She has performed on cruise ships and just over a year ago appeared in variety in the Cromer Pier Christmas Show.
So which branch of showbusiness does she prefer? “Live audiences would probably top the list because you know they’ve enjoyed it when you hear the applause. And to see them standing up – if you’re not crying at that point, you are then, that’s for sure. It’s rather touching to think that these people have stood up and are giving you this respect. It’s a fantastic feeling.
“Then again it’s wonderful to work in television on things like Emmerdale. It was a great experience. But you don’t realise what you’re doing until you actually see it back on the television. So you don’t get quite the same buzz that you do in a live theatre. But it’s still incredibly rewarding to do, so they all have their pros and cons.”
What about recording? It’s nearly ten years since Lyn last released an album. In her typically honest, open, self-deprecating way she says she would love to go back into a studio “but who wants to listen to a pensioner singing? Not very many people.” Try telling that to Tom Jones, Mick Jagger, Cliff Richard and Rod Stewart!
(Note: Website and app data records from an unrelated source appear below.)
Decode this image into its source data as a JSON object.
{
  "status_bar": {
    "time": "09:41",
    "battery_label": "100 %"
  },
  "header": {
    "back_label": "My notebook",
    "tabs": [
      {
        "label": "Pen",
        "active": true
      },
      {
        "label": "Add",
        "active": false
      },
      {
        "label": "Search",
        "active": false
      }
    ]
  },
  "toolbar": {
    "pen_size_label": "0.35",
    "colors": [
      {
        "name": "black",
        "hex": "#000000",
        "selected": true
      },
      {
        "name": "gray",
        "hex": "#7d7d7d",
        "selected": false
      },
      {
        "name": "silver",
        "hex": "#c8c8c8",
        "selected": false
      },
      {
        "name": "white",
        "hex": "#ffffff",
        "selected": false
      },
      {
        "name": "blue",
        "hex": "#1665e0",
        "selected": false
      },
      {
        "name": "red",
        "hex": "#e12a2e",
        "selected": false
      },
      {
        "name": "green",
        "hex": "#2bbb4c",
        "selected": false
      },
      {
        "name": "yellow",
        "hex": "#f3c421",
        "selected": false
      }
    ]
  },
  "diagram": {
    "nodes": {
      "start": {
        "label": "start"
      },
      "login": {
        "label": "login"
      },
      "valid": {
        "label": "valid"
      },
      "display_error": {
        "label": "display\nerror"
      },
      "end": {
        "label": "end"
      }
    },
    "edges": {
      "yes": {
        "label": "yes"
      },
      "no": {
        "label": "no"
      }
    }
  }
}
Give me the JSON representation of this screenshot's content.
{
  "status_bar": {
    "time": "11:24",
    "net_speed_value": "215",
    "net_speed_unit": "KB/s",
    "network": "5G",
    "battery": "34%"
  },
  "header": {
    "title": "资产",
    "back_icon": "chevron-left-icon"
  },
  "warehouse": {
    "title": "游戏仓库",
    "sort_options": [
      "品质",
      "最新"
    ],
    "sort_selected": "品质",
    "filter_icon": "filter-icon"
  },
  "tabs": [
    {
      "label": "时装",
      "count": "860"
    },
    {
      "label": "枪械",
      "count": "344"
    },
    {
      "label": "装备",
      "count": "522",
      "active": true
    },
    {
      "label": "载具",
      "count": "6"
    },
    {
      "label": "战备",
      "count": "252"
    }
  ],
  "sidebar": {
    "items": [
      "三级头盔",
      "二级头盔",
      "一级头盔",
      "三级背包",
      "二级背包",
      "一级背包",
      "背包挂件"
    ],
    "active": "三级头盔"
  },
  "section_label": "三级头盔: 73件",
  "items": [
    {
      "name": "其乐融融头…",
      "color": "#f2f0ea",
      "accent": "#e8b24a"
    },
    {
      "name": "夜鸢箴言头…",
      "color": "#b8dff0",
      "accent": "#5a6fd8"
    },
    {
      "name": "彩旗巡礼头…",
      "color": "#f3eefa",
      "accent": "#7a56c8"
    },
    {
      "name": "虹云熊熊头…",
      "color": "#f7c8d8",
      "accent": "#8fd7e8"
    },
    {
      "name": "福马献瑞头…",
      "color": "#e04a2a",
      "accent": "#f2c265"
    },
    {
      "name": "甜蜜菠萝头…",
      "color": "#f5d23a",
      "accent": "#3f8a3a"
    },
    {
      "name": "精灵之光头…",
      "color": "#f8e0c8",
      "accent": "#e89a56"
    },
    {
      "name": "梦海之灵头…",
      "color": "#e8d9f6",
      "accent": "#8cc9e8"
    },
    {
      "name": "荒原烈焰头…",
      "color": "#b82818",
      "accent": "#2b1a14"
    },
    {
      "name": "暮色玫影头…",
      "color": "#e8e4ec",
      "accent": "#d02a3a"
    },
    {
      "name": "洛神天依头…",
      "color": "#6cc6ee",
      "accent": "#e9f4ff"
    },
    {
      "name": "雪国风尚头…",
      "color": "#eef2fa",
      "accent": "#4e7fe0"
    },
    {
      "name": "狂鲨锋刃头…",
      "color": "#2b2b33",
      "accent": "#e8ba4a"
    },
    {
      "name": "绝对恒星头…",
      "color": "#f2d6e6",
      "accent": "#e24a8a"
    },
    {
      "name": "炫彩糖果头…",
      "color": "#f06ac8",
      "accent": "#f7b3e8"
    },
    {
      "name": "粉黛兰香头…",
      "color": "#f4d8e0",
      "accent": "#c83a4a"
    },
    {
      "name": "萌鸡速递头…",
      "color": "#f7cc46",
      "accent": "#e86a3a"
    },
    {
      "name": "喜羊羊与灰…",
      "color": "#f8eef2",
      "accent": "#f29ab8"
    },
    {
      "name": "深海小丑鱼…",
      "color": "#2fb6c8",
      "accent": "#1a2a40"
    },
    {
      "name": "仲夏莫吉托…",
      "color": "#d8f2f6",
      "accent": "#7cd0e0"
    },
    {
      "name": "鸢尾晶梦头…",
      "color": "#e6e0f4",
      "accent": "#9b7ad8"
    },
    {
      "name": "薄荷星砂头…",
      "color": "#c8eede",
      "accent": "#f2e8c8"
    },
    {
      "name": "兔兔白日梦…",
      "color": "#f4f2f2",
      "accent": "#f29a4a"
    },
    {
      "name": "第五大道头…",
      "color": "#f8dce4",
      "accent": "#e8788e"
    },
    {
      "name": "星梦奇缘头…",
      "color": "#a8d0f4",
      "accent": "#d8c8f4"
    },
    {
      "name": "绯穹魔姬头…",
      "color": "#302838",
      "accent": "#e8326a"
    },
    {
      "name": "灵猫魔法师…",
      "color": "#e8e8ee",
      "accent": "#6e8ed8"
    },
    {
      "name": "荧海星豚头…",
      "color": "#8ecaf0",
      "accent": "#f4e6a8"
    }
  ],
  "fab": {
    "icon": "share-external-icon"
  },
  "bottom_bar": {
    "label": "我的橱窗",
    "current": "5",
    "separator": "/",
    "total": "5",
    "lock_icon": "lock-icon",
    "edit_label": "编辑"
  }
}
Lyn has one more ambition she wants to fulfil: “I’d like to do a film, even if it’s only a walk-on part. I’ve actually done just about everything else. I’d like to say on my CV that I’ve done a film. Even if I only walk on and say ‘hello, can I help you?’ in a shop. You just never know what’s going to be offered to you.”
Bill Kenwright’s company also makes films and television programmes, so the man who gave Lyn Paul her big break in musical theatre may just be the one to come calling again.
* Blood Brothers visits the Theatre Royal, Nottingham from 15th until 20th February and Buxton Opera House from 7th until 12th March.
* This article appeared in the January 2016 edition of Country Images magazine